Geologists at Rice University in the United States explained what caused the Oxygen Disaster or the “Great Oxygen Event” 2.5 billion years ago, when the Earth’s atmosphere changed dramatically and was saturated with oxygen, which is important for breathing and the emergence of a complex life. Although photosynthetic bacteria were thought to be the cause, their activities are not able to explain some other geochemical features of the time. This was reported in a press release on Phys.org.
The researchers proposed a theory according to which tectonic processes, rather than biological ones, became the cause of oxygen accumulation. Although photosynthetic cyanobacteria are considered the main supplier of oxygen to the atmosphere, they appeared 500 million years before the Oxygen catastrophe. Various hypotheses have been proposed that explain why oxygen took so long to accumulate. At the same time, they do not take into account the “Lomagundi event” – a noticeable change in the ratio of carbon isotopes in carbonate rocks, which began 100 million years after the “Great Oxygen Event”.
Before and after Lomagundi, the ratio of the carbon-13 isotope and carbon-12 was 1 to 99, but during this period, the carbon-13 content increased by 10 percent. The cause of this phenomenon was also considered cyanobacteria, since these microorganisms preferred to consume carbon-12, and deposits formed by the remains of microorganisms and depleted in carbon-13.
According to scientists, both the Oxygen catastrophe and Lomagundi occurred due to a sharp increase in tectonic activity, which led to the appearance of a large number of volcanoes that spew carbon dioxide into the atmosphere. The climate became warmer, and a large amount of precipitation intensified the weathering of minerals on land. The carbon contained in the effluent discharged into the oceans, where it caused a boom in the reproduction of cyanobacteria and the accumulation of carbonates. At the same time, this same process contributed to the accumulation of oxygen in the atmosphere.
At the next stage, organic and inorganic carbon at the bottom of the ocean was immersed in the mantle in subduction zones, where oceanic plates dive under the continental and melt.

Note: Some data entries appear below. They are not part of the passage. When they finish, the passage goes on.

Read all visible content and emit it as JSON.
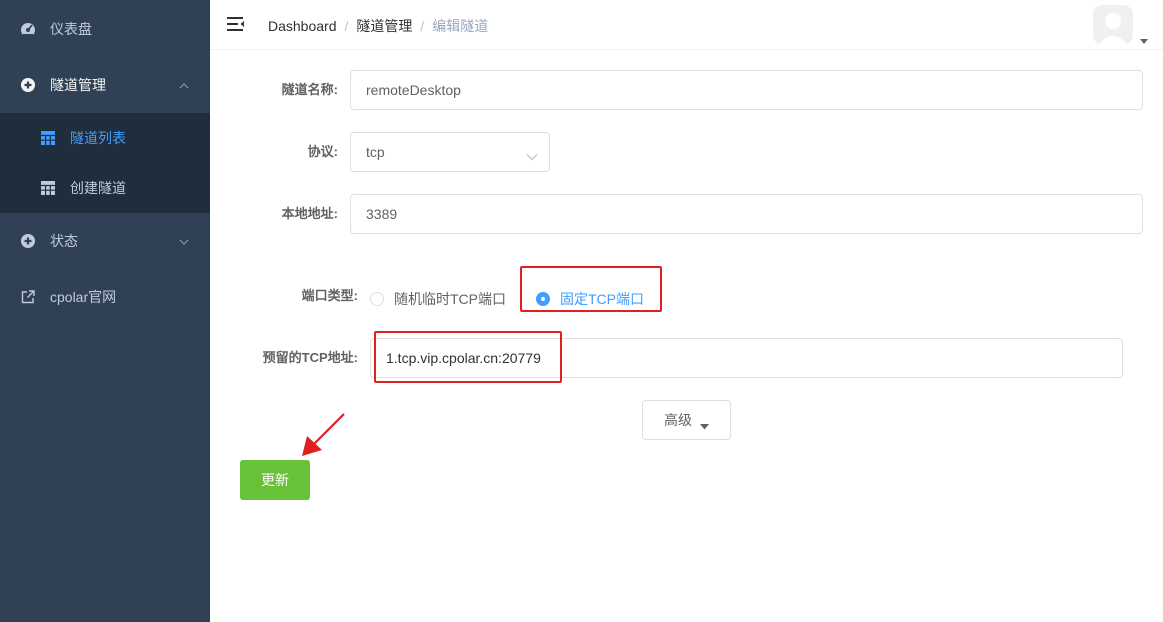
{
  "sidebar": {
    "items": [
      {
        "label": "仪表盘",
        "icon": "dashboard-icon"
      },
      {
        "label": "隧道管理",
        "icon": "tunnel-icon",
        "expanded": true,
        "children": [
          {
            "label": "隧道列表",
            "icon": "table-icon",
            "active": true
          },
          {
            "label": "创建隧道",
            "icon": "table-icon"
          }
        ]
      },
      {
        "label": "状态",
        "icon": "status-icon"
      },
      {
        "label": "cpolar官网",
        "icon": "external-link-icon"
      }
    ]
  },
  "breadcrumb": [
    "Dashboard",
    "隧道管理",
    "编辑隧道"
  ],
  "breadcrumb_separator": "/",
  "form": {
    "name_label": "隧道名称:",
    "name_value": "remoteDesktop",
    "protocol_label": "协议:",
    "protocol_value": "tcp",
    "local_label": "本地地址:",
    "local_value": "3389",
    "port_type_label": "端口类型:",
    "port_type_options": [
      {
        "label": "随机临时TCP端口",
        "checked": false
      },
      {
        "label": "固定TCP端口",
        "checked": true
      }
    ],
    "reserved_label": "预留的TCP地址:",
    "reserved_value": "1.tcp.vip.cpolar.cn:20779",
    "advanced_label": "高级",
    "update_label": "更新"
  },
  "colors": {
    "sidebar_bg": "#304156",
    "submenu_bg": "#1f2d3d",
    "accent": "#409eff",
    "success": "#67c23a",
    "annotation": "#e02020"
  }
}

Inorganic carbon in the composition of carbonates was quickly released in the form of volatile gases through volcanoes, and organic – after hundreds of millions of years.
The Lomagundi event occurred when carbon-13 from carbonates returned to the Earth’s surface, and ended when it was the turn of carbon-12. These carbon dioxide emissions were very important for the spread of life.